PROMPT:
What lines of the listing include the string "Homo"? Show them all.

DATA TO PROCESS:
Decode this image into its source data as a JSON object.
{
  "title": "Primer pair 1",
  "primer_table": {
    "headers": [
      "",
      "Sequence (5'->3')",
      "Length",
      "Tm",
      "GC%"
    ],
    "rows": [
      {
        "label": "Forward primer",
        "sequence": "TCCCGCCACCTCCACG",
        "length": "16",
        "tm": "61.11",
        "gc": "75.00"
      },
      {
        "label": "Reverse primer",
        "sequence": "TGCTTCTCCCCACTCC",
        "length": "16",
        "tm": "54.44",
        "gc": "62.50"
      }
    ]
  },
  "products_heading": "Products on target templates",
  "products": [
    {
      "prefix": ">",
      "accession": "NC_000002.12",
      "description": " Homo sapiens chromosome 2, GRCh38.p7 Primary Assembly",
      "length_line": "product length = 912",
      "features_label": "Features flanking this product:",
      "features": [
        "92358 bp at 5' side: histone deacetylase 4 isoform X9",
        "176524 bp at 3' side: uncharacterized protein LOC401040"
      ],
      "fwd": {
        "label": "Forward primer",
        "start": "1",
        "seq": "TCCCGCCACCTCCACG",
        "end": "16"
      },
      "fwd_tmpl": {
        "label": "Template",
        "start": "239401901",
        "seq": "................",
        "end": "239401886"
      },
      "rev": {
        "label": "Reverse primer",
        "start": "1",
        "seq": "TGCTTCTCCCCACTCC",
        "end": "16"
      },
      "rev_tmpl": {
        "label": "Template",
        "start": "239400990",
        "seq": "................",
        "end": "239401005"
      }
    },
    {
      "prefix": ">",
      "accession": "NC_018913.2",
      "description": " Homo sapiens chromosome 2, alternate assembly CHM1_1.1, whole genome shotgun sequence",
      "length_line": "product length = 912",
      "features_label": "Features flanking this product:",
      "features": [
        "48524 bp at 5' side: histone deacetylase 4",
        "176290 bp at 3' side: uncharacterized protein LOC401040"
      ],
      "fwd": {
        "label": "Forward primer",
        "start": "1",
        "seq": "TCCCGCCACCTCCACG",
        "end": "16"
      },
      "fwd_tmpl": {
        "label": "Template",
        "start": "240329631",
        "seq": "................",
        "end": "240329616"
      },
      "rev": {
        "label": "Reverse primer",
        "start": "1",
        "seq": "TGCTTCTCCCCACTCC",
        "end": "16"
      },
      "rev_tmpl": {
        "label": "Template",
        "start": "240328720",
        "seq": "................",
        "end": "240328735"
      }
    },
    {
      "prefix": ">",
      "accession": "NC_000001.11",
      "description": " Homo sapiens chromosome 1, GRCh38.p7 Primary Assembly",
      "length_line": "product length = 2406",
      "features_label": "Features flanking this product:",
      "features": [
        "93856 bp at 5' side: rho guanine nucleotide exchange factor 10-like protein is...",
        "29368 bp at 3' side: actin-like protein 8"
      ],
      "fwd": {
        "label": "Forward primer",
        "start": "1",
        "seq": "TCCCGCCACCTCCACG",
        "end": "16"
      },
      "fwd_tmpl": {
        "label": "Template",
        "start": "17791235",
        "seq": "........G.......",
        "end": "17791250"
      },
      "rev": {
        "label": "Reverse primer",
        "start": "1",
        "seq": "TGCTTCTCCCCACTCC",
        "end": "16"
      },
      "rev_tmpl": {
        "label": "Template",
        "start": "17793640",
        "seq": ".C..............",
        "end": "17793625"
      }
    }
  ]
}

ANSWER SPACE:
      "description": " Homo sapiens chromosome 2, GRCh38.p7 Primary Assembly",
      "description": " Homo sapiens chromosome 2, alternate assembly CHM1_1.1, whole genome shotgun sequence",
      "description": " Homo sapiens chromosome 1, GRCh38.p7 Primary Assembly",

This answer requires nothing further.